BEGIN

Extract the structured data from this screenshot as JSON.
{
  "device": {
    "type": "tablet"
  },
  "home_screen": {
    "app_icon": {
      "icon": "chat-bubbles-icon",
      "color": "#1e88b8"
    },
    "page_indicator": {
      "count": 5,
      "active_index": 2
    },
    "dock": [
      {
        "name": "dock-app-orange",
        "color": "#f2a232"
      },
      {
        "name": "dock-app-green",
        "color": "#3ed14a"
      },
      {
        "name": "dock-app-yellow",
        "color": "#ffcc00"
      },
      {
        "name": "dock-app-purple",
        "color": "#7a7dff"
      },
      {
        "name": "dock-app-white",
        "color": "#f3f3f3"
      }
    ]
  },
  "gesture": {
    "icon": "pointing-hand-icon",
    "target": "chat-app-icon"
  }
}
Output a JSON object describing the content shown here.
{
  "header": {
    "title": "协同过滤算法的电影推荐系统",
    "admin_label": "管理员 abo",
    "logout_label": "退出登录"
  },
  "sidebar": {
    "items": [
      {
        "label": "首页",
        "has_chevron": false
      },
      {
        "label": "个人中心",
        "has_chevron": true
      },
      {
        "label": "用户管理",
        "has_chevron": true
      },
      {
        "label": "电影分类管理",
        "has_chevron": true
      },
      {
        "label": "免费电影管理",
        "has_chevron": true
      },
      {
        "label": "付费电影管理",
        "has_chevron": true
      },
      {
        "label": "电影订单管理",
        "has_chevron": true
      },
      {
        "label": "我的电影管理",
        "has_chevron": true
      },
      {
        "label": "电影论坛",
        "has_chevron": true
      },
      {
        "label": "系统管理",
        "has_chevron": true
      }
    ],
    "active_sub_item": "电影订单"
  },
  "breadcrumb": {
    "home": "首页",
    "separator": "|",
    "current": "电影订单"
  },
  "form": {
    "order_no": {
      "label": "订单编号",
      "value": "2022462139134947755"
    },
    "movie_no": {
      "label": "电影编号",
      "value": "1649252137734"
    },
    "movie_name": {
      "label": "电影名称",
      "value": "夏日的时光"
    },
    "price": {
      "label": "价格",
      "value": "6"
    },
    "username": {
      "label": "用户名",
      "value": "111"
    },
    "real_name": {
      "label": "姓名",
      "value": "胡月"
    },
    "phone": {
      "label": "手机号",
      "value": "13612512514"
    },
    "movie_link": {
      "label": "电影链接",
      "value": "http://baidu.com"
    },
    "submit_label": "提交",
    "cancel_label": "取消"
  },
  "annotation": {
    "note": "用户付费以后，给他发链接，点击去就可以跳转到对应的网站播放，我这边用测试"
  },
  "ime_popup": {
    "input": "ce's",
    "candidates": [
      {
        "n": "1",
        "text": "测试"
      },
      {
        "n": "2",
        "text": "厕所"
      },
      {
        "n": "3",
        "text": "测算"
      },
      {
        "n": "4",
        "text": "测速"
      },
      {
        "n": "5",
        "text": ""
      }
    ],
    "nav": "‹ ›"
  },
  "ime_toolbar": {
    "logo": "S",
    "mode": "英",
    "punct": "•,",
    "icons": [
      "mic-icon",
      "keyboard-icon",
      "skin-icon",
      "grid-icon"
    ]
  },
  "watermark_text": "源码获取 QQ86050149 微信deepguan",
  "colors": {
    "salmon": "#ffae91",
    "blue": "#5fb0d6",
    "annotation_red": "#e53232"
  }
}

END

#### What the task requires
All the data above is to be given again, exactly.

#### Exercise answer
Extract the structured data from this screenshot as JSON.
{
  "device": {
    "type": "tablet"
  },
  "home_screen": {
    "app_icon": {
      "icon": "chat-bubbles-icon",
      "color": "#1e88b8"
    },
    "page_indicator": {
      "count": 5,
      "active_index": 2
    },
    "dock": [
      {
        "name": "dock-app-orange",
        "color": "#f2a232"
      },
      {
        "name": "dock-app-green",
        "color": "#3ed14a"
      },
      {
        "name": "dock-app-yellow",
        "color": "#ffcc00"
      },
      {
        "name": "dock-app-purple",
        "color": "#7a7dff"
      },
      {
        "name": "dock-app-white",
        "color": "#f3f3f3"
      }
    ]
  },
  "gesture": {
    "icon": "pointing-hand-icon",
    "target": "chat-app-icon"
  }
}
Output a JSON object describing the content shown here.
{
  "header": {
    "title": "协同过滤算法的电影推荐系统",
    "admin_label": "管理员 abo",
    "logout_label": "退出登录"
  },
  "sidebar": {
    "items": [
      {
        "label": "首页",
        "has_chevron": false
      },
      {
        "label": "个人中心",
        "has_chevron": true
      },
      {
        "label": "用户管理",
        "has_chevron": true
      },
      {
        "label": "电影分类管理",
        "has_chevron": true
      },
      {
        "label": "免费电影管理",
        "has_chevron": true
      },
      {
        "label": "付费电影管理",
        "has_chevron": true
      },
      {
        "label": "电影订单管理",
        "has_chevron": true
      },
      {
        "label": "我的电影管理",
        "has_chevron": true
      },
      {
        "label": "电影论坛",
        "has_chevron": true
      },
      {
        "label": "系统管理",
        "has_chevron": true
      }
    ],
    "active_sub_item": "电影订单"
  },
  "breadcrumb": {
    "home": "首页",
    "separator": "|",
    "current": "电影订单"
  },
  "form": {
    "order_no": {
      "label": "订单编号",
      "value": "2022462139134947755"
    },
    "movie_no": {
      "label": "电影编号",
      "value": "1649252137734"
    },
    "movie_name": {
      "label": "电影名称",
      "value": "夏日的时光"
    },
    "price": {
      "label": "价格",
      "value": "6"
    },
    "username": {
      "label": "用户名",
      "value": "111"
    },
    "real_name": {
      "label": "姓名",
      "value": "胡月"
    },
    "phone": {
      "label": "手机号",
      "value": "13612512514"
    },
    "movie_link": {
      "label": "电影链接",
      "value": "http://baidu.com"
    },
    "submit_label": "提交",
    "cancel_label": "取消"
  },
  "annotation": {
    "note": "用户付费以后，给他发链接，点击去就可以跳转到对应的网站播放，我这边用测试"
  },
  "ime_popup": {
    "input": "ce's",
    "candidates": [
      {
        "n": "1",
        "text": "测试"
      },
      {
        "n": "2",
        "text": "厕所"
      },
      {
        "n": "3",
        "text": "测算"
      },
      {
        "n": "4",
        "text": "测速"
      },
      {
        "n": "5",
        "text": ""
      }
    ],
    "nav": "‹ ›"
  },
  "ime_toolbar": {
    "logo": "S",
    "mode": "英",
    "punct": "•,",
    "icons": [
      "mic-icon",
      "keyboard-icon",
      "skin-icon",
      "grid-icon"
    ]
  },
  "watermark_text": "源码获取 QQ86050149 微信deepguan",
  "colors": {
    "salmon": "#ffae91",
    "blue": "#5fb0d6",
    "annotation_red": "#e53232"
  }
}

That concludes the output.